=== Data in this exercise ===
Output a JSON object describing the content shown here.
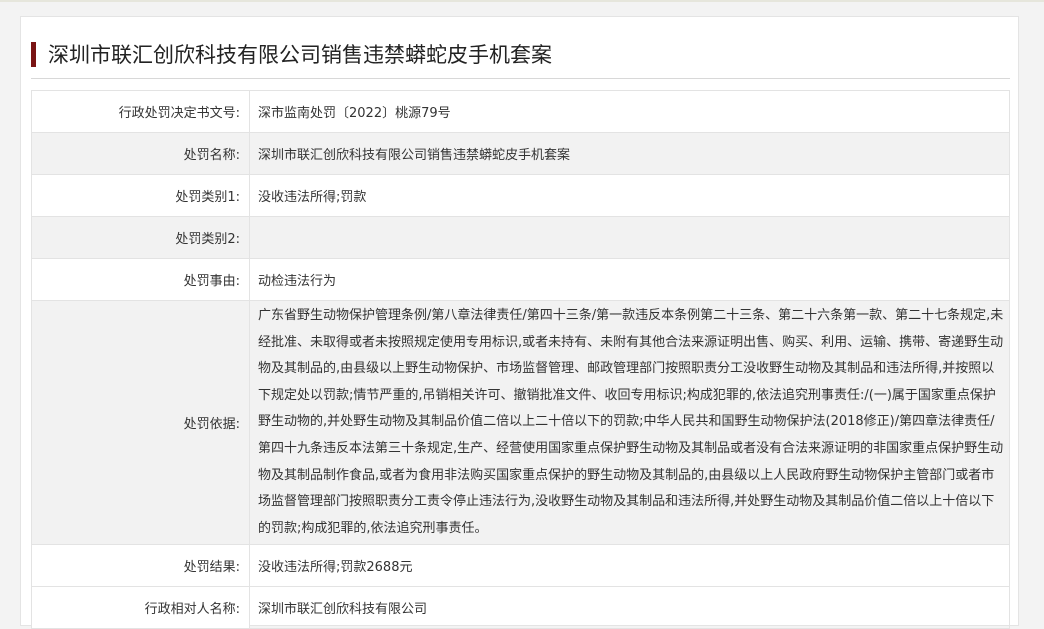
{
  "page": {
    "title": "深圳市联汇创欣科技有限公司销售违禁蟒蛇皮手机套案"
  },
  "rows": [
    {
      "label": "行政处罚决定书文号:",
      "value": "深市监南处罚〔2022〕桃源79号"
    },
    {
      "label": "处罚名称:",
      "value": "深圳市联汇创欣科技有限公司销售违禁蟒蛇皮手机套案"
    },
    {
      "label": "处罚类别1:",
      "value": "没收违法所得;罚款"
    },
    {
      "label": "处罚类别2:",
      "value": ""
    },
    {
      "label": "处罚事由:",
      "value": "动检违法行为"
    },
    {
      "label": "处罚依据:",
      "value": "广东省野生动物保护管理条例/第八章法律责任/第四十三条/第一款违反本条例第二十三条、第二十六条第一款、第二十七条规定,未经批准、未取得或者未按照规定使用专用标识,或者未持有、未附有其他合法来源证明出售、购买、利用、运输、携带、寄递野生动物及其制品的,由县级以上野生动物保护、市场监督管理、邮政管理部门按照职责分工没收野生动物及其制品和违法所得,并按照以下规定处以罚款;情节严重的,吊销相关许可、撤销批准文件、收回专用标识;构成犯罪的,依法追究刑事责任:/(一)属于国家重点保护野生动物的,并处野生动物及其制品价值二倍以上二十倍以下的罚款;中华人民共和国野生动物保护法(2018修正)/第四章法律责任/第四十九条违反本法第三十条规定,生产、经营使用国家重点保护野生动物及其制品或者没有合法来源证明的非国家重点保护野生动物及其制品制作食品,或者为食用非法购买国家重点保护的野生动物及其制品的,由县级以上人民政府野生动物保护主管部门或者市场监督管理部门按照职责分工责令停止违法行为,没收野生动物及其制品和违法所得,并处野生动物及其制品价值二倍以上十倍以下的罚款;构成犯罪的,依法追究刑事责任。"
    },
    {
      "label": "处罚结果:",
      "value": "没收违法所得;罚款2688元"
    },
    {
      "label": "行政相对人名称:",
      "value": "深圳市联汇创欣科技有限公司"
    }
  ],
  "colors": {
    "accent": "#7a1414",
    "row_alt": "#f2f2f2",
    "border": "#e3e3e3"
  }
}
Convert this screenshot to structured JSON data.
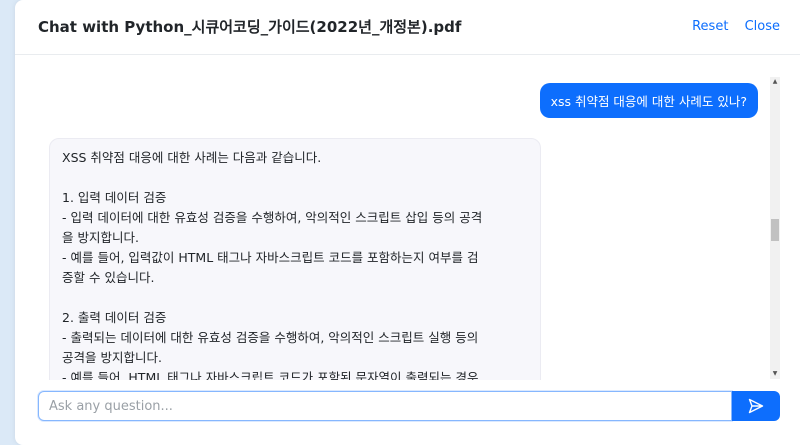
{
  "header": {
    "title": "Chat with Python_시큐어코딩_가이드(2022년_개정본).pdf",
    "reset_label": "Reset",
    "close_label": "Close"
  },
  "conversation": {
    "user_message": "xss 취약점 대응에 대한 사례도 있나?",
    "bot_lines": [
      "XSS 취약점 대응에 대한 사례는 다음과 같습니다.",
      "",
      "1. 입력 데이터 검증",
      "- 입력 데이터에 대한 유효성 검증을 수행하여, 악의적인 스크립트 삽입 등의 공격",
      "을 방지합니다.",
      "- 예를 들어, 입력값이 HTML 태그나 자바스크립트 코드를 포함하는지 여부를 검",
      "증할 수 있습니다.",
      "",
      "2. 출력 데이터 검증",
      "- 출력되는 데이터에 대한 유효성 검증을 수행하여, 악의적인 스크립트 실행 등의",
      "공격을 방지합니다.",
      "- 예를 들어, HTML 태그나 자바스크립트 코드가 포함된 문자열이 출력되는 경우"
    ]
  },
  "input": {
    "placeholder": "Ask any question...",
    "value": ""
  },
  "icons": {
    "send": "send-icon",
    "scroll_up": "scroll-up-arrow-icon",
    "scroll_down": "scroll-down-arrow-icon"
  },
  "colors": {
    "accent": "#0d6efd",
    "bot_bubble_bg": "#f7f7fb",
    "page_bg": "#dbe9f7"
  }
}
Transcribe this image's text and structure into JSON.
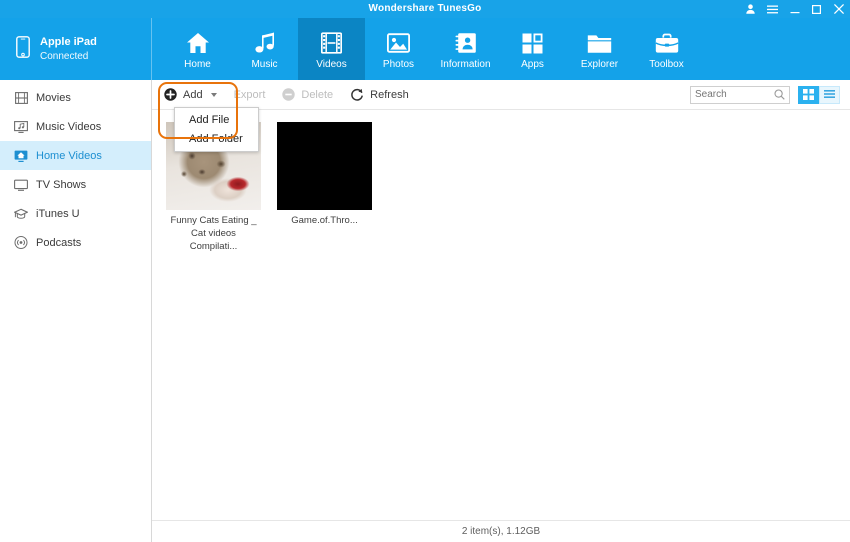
{
  "window": {
    "title": "Wondershare TunesGo",
    "controls": [
      {
        "name": "account-icon",
        "label": "Account"
      },
      {
        "name": "menu-icon",
        "label": "Menu"
      },
      {
        "name": "minimize-icon",
        "label": "Minimize"
      },
      {
        "name": "maximize-icon",
        "label": "Maximize"
      },
      {
        "name": "close-icon",
        "label": "Close"
      }
    ]
  },
  "device": {
    "name": "Apple iPad",
    "status": "Connected",
    "icon": "phone-icon"
  },
  "nav": {
    "tabs": [
      {
        "label": "Home",
        "icon": "home-icon",
        "active": false
      },
      {
        "label": "Music",
        "icon": "music-note-icon",
        "active": false
      },
      {
        "label": "Videos",
        "icon": "film-strip-icon",
        "active": true
      },
      {
        "label": "Photos",
        "icon": "picture-icon",
        "active": false
      },
      {
        "label": "Information",
        "icon": "contact-card-icon",
        "active": false
      },
      {
        "label": "Apps",
        "icon": "apps-grid-icon",
        "active": false
      },
      {
        "label": "Explorer",
        "icon": "folder-icon",
        "active": false
      },
      {
        "label": "Toolbox",
        "icon": "briefcase-icon",
        "active": false
      }
    ]
  },
  "sidebar": {
    "items": [
      {
        "label": "Movies",
        "icon": "movie-icon",
        "active": false
      },
      {
        "label": "Music Videos",
        "icon": "music-video-icon",
        "active": false
      },
      {
        "label": "Home Videos",
        "icon": "home-video-icon",
        "active": true
      },
      {
        "label": "TV Shows",
        "icon": "tv-icon",
        "active": false
      },
      {
        "label": "iTunes U",
        "icon": "graduation-cap-icon",
        "active": false
      },
      {
        "label": "Podcasts",
        "icon": "podcast-icon",
        "active": false
      }
    ]
  },
  "toolbar": {
    "add_label": "Add",
    "export_label": "Export",
    "delete_label": "Delete",
    "refresh_label": "Refresh",
    "add_enabled": true,
    "export_enabled": false,
    "delete_enabled": false,
    "refresh_enabled": true,
    "dropdown": {
      "open": true,
      "items": [
        {
          "label": "Add File"
        },
        {
          "label": "Add Folder"
        }
      ]
    },
    "highlight_color": "#e8730b"
  },
  "search": {
    "placeholder": "Search",
    "value": ""
  },
  "view": {
    "grid_label": "Grid view",
    "list_label": "List view",
    "active": "grid",
    "accent": "#2bb1ef"
  },
  "content": {
    "items": [
      {
        "caption": "Funny Cats Eating _ Cat videos Compilati...",
        "thumb": "cat-photo"
      },
      {
        "caption": "Game.of.Thro...",
        "thumb": "black-frame"
      }
    ]
  },
  "status": {
    "text": "2 item(s), 1.12GB"
  },
  "colors": {
    "header_blue": "#14a2e9",
    "title_blue": "#18a3e8",
    "active_tab_blue": "#0b85c4",
    "sidebar_active_bg": "#d4eefc",
    "sidebar_active_text": "#1d8fd1"
  }
}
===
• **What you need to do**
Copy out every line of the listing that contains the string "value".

• **Worked solution**
      "value": "深市监南处罚〔2022〕桃源79号"
      "value": "深圳市联汇创欣科技有限公司销售违禁蟒蛇皮手机套案"
      "value": "没收违法所得;罚款"
      "value": ""
      "value": "动检违法行为"
      "value": "广东省野生动物保护管理条例/第八章法律责任/第四十三条/第一款违反本条例第二十三条、第二十六条第一款、第二十七条规定,未经批准、未取得或者未按照规定使用专用标识,或者未持有、未附有其他合法来源证明出售、购买、利用、运输、携带、寄递野生动物及其制品的,由县级以上野生动物保护、市场监督管理、邮政管理部门按照职责分工没收野生动物及其制品和违法所得,并按照以下规定处以罚款;情节严重的,吊销相关许可、撤销批准文件、收回专用标识;构成犯罪的,依法追究刑事责任:/(一)属于国家重点保护野生动物的,并处野生动物及其制品价值二倍以上二十倍以下的罚款;中华人民共和国野生动物保护法(2018修正)/第四章法律责任/第四十九条违反本法第三十条规定,生产、经营使用国家重点保护野生动物及其制品或者没有合法来源证明的非国家重点保护野生动物及其制品制作食品,或者为食用非法购买国家重点保护的野生动物及其制品的,由县级以上人民政府野生动物保护主管部门或者市场监督管理部门按照职责分工责令停止违法行为,没收野生动物及其制品和违法所得,并处野生动物及其制品价值二倍以上十倍以下的罚款;构成犯罪的,依法追究刑事责任。"
      "value": "没收违法所得;罚款2688元"
      "value": "深圳市联汇创欣科技有限公司"
    "value": ""
    "value": ""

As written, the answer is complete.